Lord, I love Zadie Smith's essays, like this wonderful piece in last week's New Yorker on Joni Mitchell, changing artistic tastes, changing selves, and artistic continuity:
Who could have understood Abraham? He is discontinuous with himself. The girl who hated Joni and the woman who loves her seem to me similarly divorced from each other, two people who happen to have shared the same body. It's the feeling we get sometimes when we find a diary we wrote, as teenagers, or sit at dinner listening to an old friend tell some story about us of which we have no memory. It's an everyday sensation for most of us, yet it proves a tricky sort of problem for those people who hope to make art. For though we know and recognize discontinuity in our own lives, when it comes to art we are deeply committed to the idea of continuity. I find myself to be radically discontinuous with myself -- but how does one re-create this principle in fiction? What is a character if not a continuous, consistent personality? If you put Abraham in a novel, a lot of people who throw that novel across the room. What's his motivation? How can he love his son and yet be prepared to kill him? Abraham is offensive to us. It is by reading and watching consistent people on the page, stage, and screen that we are reassured of our own consistency.This made me think of the fact that often the moments I love most in fiction or film are the moments where a character does something that is seemingly inconsistent with his or her outward character, but completely consistent with his or her inward self, which we've glimpsed throughout the proceedings . . . a sacrifice, an unexpectedly marvelous dance, a moment of honesty or tenderness they weren't capable of at the beginning. It is often the revelation of that character's strength through the demonstration of their vulnerability, and it shows us layers, dimensions, complexity, reality, all the things I like best.

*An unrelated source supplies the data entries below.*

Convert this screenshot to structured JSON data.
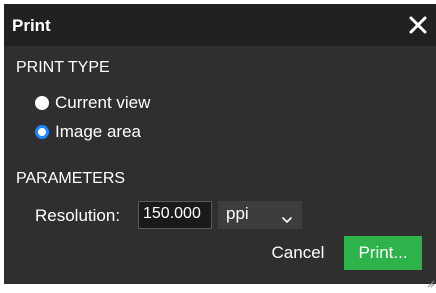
{
  "dialog": {
    "title": "Print",
    "close_icon": "close-icon"
  },
  "print_type": {
    "heading": "PRINT TYPE",
    "options": [
      {
        "label": "Current view",
        "selected": false
      },
      {
        "label": "Image area",
        "selected": true
      }
    ]
  },
  "parameters": {
    "heading": "PARAMETERS",
    "resolution_label": "Resolution:",
    "resolution_value": "150.000",
    "unit": "ppi"
  },
  "buttons": {
    "cancel": "Cancel",
    "print": "Print..."
  },
  "colors": {
    "dialog_bg": "#2f2f2f",
    "titlebar_bg": "#212121",
    "accent_radio": "#1e88ff",
    "print_button": "#2db34a"
  }
}
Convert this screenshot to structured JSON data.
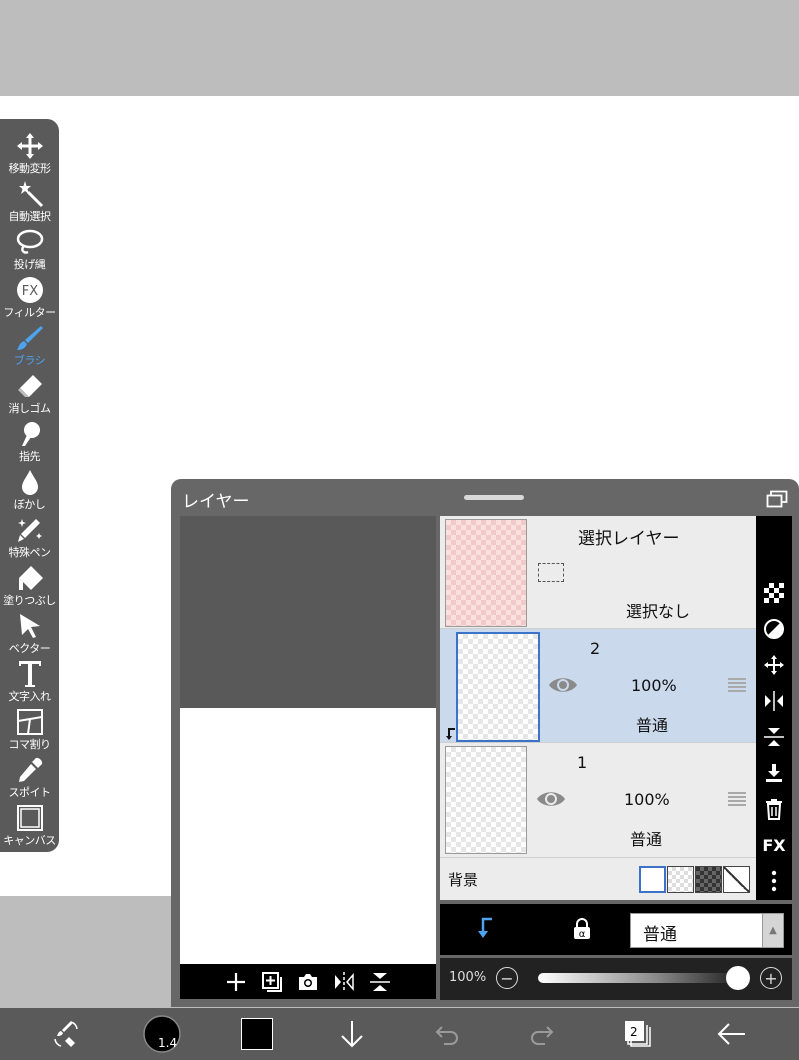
{
  "toolbar": {
    "tools": [
      {
        "label": "移動変形",
        "icon": "move-icon"
      },
      {
        "label": "自動選択",
        "icon": "magic-wand-icon"
      },
      {
        "label": "投げ縄",
        "icon": "lasso-icon"
      },
      {
        "label": "フィルター",
        "icon": "fx-icon"
      },
      {
        "label": "ブラシ",
        "icon": "brush-icon"
      },
      {
        "label": "消しゴム",
        "icon": "eraser-icon"
      },
      {
        "label": "指先",
        "icon": "finger-icon"
      },
      {
        "label": "ぼかし",
        "icon": "blur-icon"
      },
      {
        "label": "特殊ペン",
        "icon": "special-pen-icon"
      },
      {
        "label": "塗りつぶし",
        "icon": "fill-icon"
      },
      {
        "label": "ベクター",
        "icon": "vector-icon"
      },
      {
        "label": "文字入れ",
        "icon": "text-icon"
      },
      {
        "label": "コマ割り",
        "icon": "frame-divider-icon"
      },
      {
        "label": "スポイト",
        "icon": "eyedropper-icon"
      },
      {
        "label": "キャンバス",
        "icon": "canvas-icon"
      }
    ],
    "active_tool": "ブラシ",
    "active_color": "#4ea3f0"
  },
  "layer_panel": {
    "title": "レイヤー",
    "selection_layer": {
      "name": "選択レイヤー",
      "status": "選択なし"
    },
    "layers": [
      {
        "name": "2",
        "opacity": "100%",
        "blend": "普通",
        "selected": true,
        "clipped": true
      },
      {
        "name": "1",
        "opacity": "100%",
        "blend": "普通",
        "selected": false,
        "clipped": false
      }
    ],
    "background": {
      "label": "背景",
      "swatches": [
        "white",
        "transparent",
        "dark-checker",
        "none"
      ]
    },
    "right_tools": {
      "fx_label": "FX"
    },
    "blend_mode": "普通",
    "opacity": {
      "label": "100%",
      "value": 100
    }
  },
  "bottom": {
    "brush_size": "1.4",
    "layer_count": "2",
    "current_color": "#000000"
  },
  "colors": {
    "selected_row": "#cbd9ec",
    "accent_blue": "#4ea3f0"
  }
}
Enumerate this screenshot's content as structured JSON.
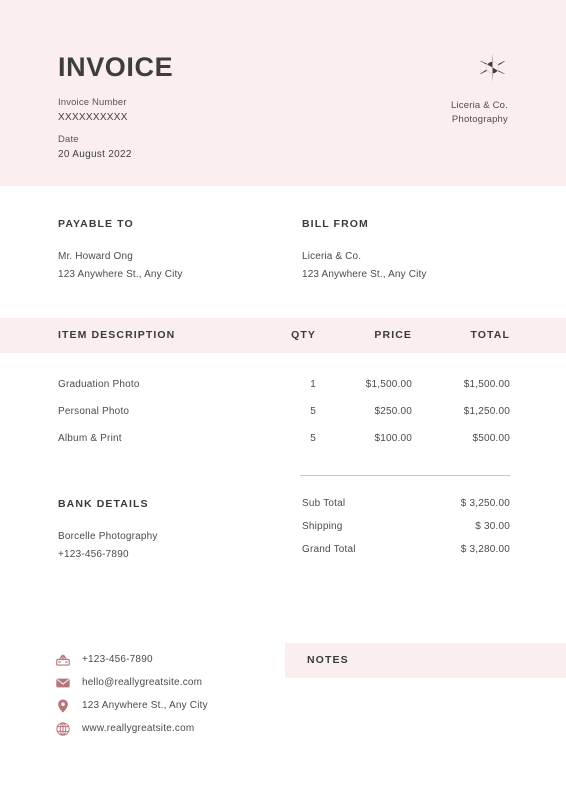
{
  "document": {
    "title": "INVOICE",
    "colors": {
      "blush_band": "#faeeee",
      "page_background": "#ffffff",
      "heading_text": "#3a3a3c",
      "body_text": "#4b4a4e",
      "icon_accent": "#b4757b",
      "logo_mark": "#3d3d3d",
      "divider": "#c9c9c9"
    }
  },
  "header": {
    "title": "INVOICE",
    "invoice_number_label": "Invoice Number",
    "invoice_number_value": "XXXXXXXXXX",
    "date_label": "Date",
    "date_value": "20 August 2022",
    "logo": {
      "icon": "camera-aperture-icon",
      "line1": "Liceria & Co.",
      "line2": "Photography"
    }
  },
  "parties": {
    "payable_to": {
      "heading": "PAYABLE TO",
      "name": "Mr. Howard Ong",
      "address": "123 Anywhere St., Any City"
    },
    "bill_from": {
      "heading": "BILL FROM",
      "name": "Liceria & Co.",
      "address": "123 Anywhere St., Any City"
    }
  },
  "table": {
    "columns": {
      "description": "ITEM DESCRIPTION",
      "qty": "QTY",
      "price": "PRICE",
      "total": "TOTAL"
    },
    "rows": [
      {
        "description": "Graduation Photo",
        "qty": "1",
        "price": "$1,500.00",
        "total": "$1,500.00"
      },
      {
        "description": "Personal Photo",
        "qty": "5",
        "price": "$250.00",
        "total": "$1,250.00"
      },
      {
        "description": "Album & Print",
        "qty": "5",
        "price": "$100.00",
        "total": "$500.00"
      }
    ]
  },
  "bank_details": {
    "heading": "BANK DETAILS",
    "line1": "Borcelle Photography",
    "line2": "+123-456-7890"
  },
  "totals": {
    "rows": [
      {
        "label": "Sub Total",
        "value": "$ 3,250.00"
      },
      {
        "label": "Shipping",
        "value": "$ 30.00"
      },
      {
        "label": "Grand Total",
        "value": "$ 3,280.00"
      }
    ]
  },
  "notes": {
    "heading": "NOTES",
    "body": ""
  },
  "contacts": [
    {
      "icon": "telephone-icon",
      "text": "+123-456-7890"
    },
    {
      "icon": "envelope-icon",
      "text": "hello@reallygreatsite.com"
    },
    {
      "icon": "location-pin-icon",
      "text": "123 Anywhere St., Any City"
    },
    {
      "icon": "globe-icon",
      "text": "www.reallygreatsite.com"
    }
  ]
}
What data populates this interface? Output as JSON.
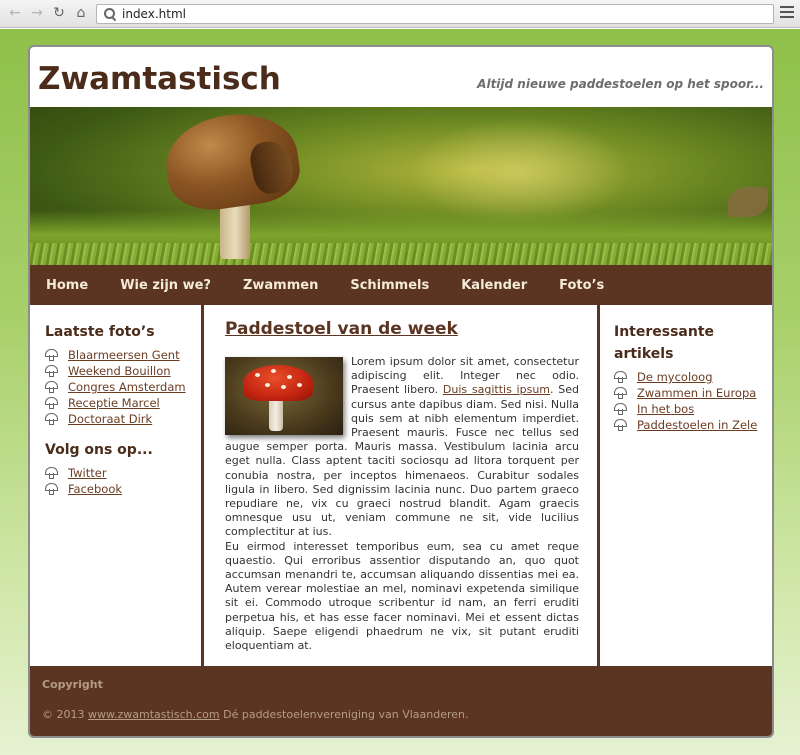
{
  "browser": {
    "url": "index.html"
  },
  "site": {
    "title": "Zwamtastisch",
    "tagline": "Altijd nieuwe paddestoelen op het spoor..."
  },
  "nav": {
    "items": [
      "Home",
      "Wie zijn we?",
      "Zwammen",
      "Schimmels",
      "Kalender",
      "Foto’s"
    ]
  },
  "left": {
    "photos_heading": "Laatste foto’s",
    "photos": [
      "Blaarmeersen Gent",
      "Weekend Bouillon",
      "Congres Amsterdam",
      "Receptie Marcel",
      "Doctoraat Dirk"
    ],
    "follow_heading": "Volg ons op...",
    "follow": [
      "Twitter",
      "Facebook"
    ]
  },
  "main": {
    "title": "Paddestoel van de week",
    "p1_a": "Lorem ipsum dolor sit amet, consectetur adipiscing elit. Integer nec odio. Praesent libero. ",
    "p1_link": "Duis sagittis ipsum",
    "p1_b": ". Sed cursus ante dapibus diam. Sed nisi. Nulla quis sem at nibh elementum imperdiet. Praesent mauris. Fusce nec tellus sed augue semper porta. Mauris massa. Vestibulum lacinia arcu eget nulla. Class aptent taciti sociosqu ad litora torquent per conubia nostra, per inceptos himenaeos. Curabitur sodales ligula in libero. Sed dignissim lacinia nunc. Duo partem graeco repudiare ne, vix cu graeci nostrud blandit. Agam graecis omnesque usu ut, veniam commune ne sit, vide lucilius complectitur at ius.",
    "p2": "Eu eirmod interesset temporibus eum, sea cu amet reque quaestio. Qui erroribus assentior disputando an, quo quot accumsan menandri te, accumsan aliquando dissentias mei ea. Autem verear molestiae an mel, nominavi expetenda similique sit ei. Commodo utroque scribentur id nam, an ferri eruditi perpetua his, et has esse facer nominavi. Mei et essent dictas aliquip. Saepe eligendi phaedrum ne vix, sit putant eruditi eloquentiam at."
  },
  "right": {
    "heading": "Interessante artikels",
    "articles": [
      "De mycoloog",
      "Zwammen in Europa",
      "In het bos",
      "Paddestoelen in Zele"
    ]
  },
  "footer": {
    "heading": "Copyright",
    "copy_prefix": "© 2013 ",
    "link": "www.zwamtastisch.com",
    "copy_suffix": " Dé paddestoelenvereniging van Vlaanderen."
  },
  "colors": {
    "brand_brown": "#5c3422",
    "title_brown": "#4b2c1b",
    "background_green": "#8fc04a"
  }
}
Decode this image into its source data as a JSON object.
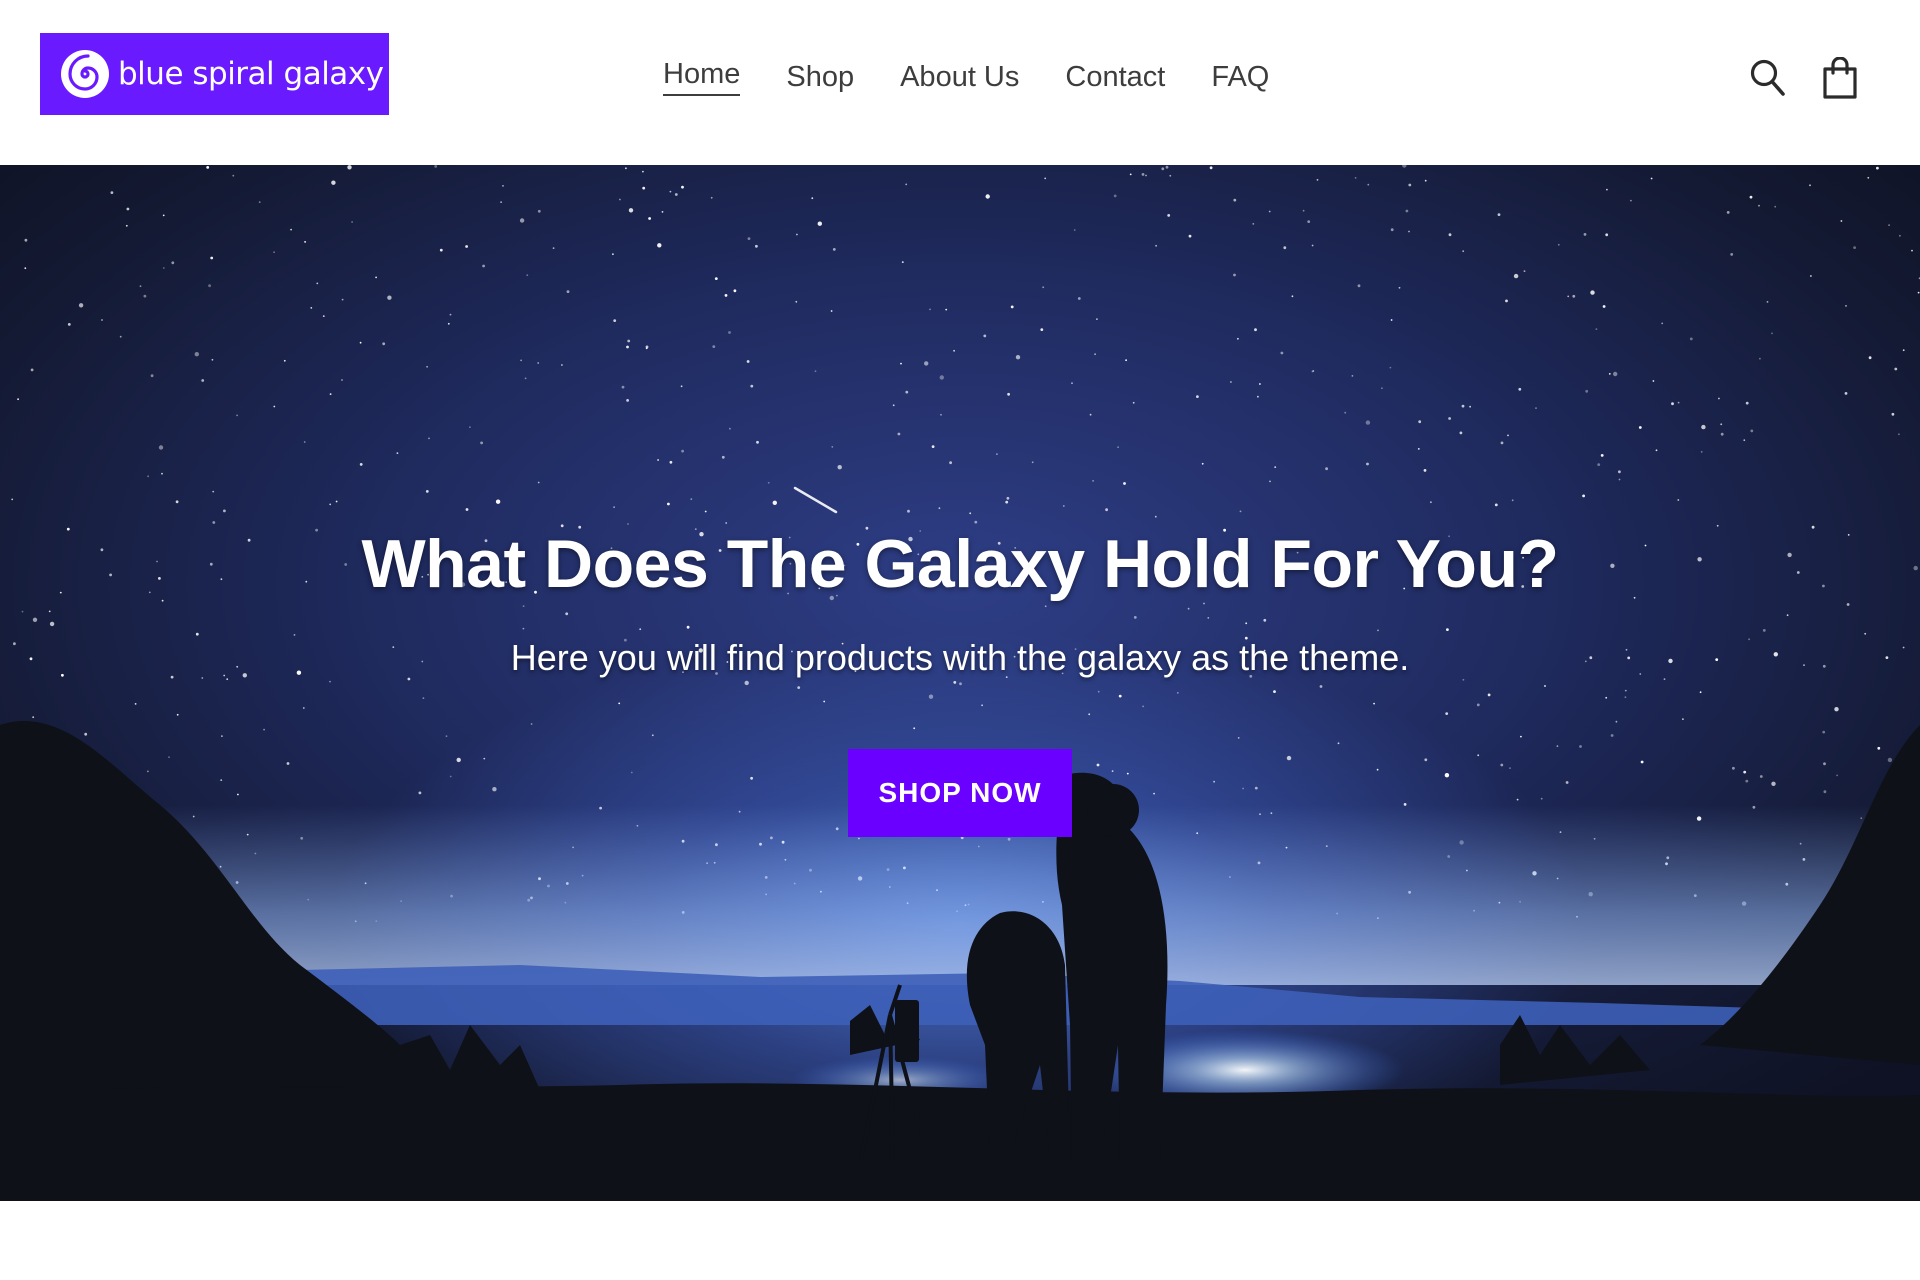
{
  "brand": {
    "name": "blue spiral galaxy",
    "accent_color": "#6a1aff",
    "logo_icon": "spiral-galaxy-icon"
  },
  "nav": {
    "items": [
      {
        "label": "Home",
        "active": true
      },
      {
        "label": "Shop",
        "active": false
      },
      {
        "label": "About Us",
        "active": false
      },
      {
        "label": "Contact",
        "active": false
      },
      {
        "label": "FAQ",
        "active": false
      }
    ]
  },
  "header_icons": {
    "search": "search-icon",
    "cart": "shopping-bag-icon"
  },
  "hero": {
    "title": "What Does The Galaxy Hold For You?",
    "subtitle": "Here you will find products with the galaxy as the theme.",
    "cta_label": "SHOP NOW",
    "cta_color": "#6a00ff"
  }
}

That said, I disagree a little with the last few sentences of the paragraph I quote above because I don't find Abraham inconsistent at all; his obedience to his god simply outranks his love for his son, which could certainly be found offensive if you disagree with those rankings, but which is not a matter of discontinuity. And I think I like watching consistent fictional people not because I am like them, but because their dependability, the cleanliness of their consistency, anchors and comforts me in my own wild ups and downs. One of the great joys of fiction is that it can be neater than life; the best fiction either organizes the reader's emotions completely, I think, or just barely manages the messiness of reality.
Agree? Disagree? In my inconstancy, I'm open to persuasion.
Finally, this essay also reminded me of this extraordinary version of "Both Sides Now" -- made famous in the Emma Thompson weeping scene in "Love, Actually" -- which almost makes me cry every time I hear it with its texture of pain and wisdom. It is worth stopping what you're doing to breathe and to listen: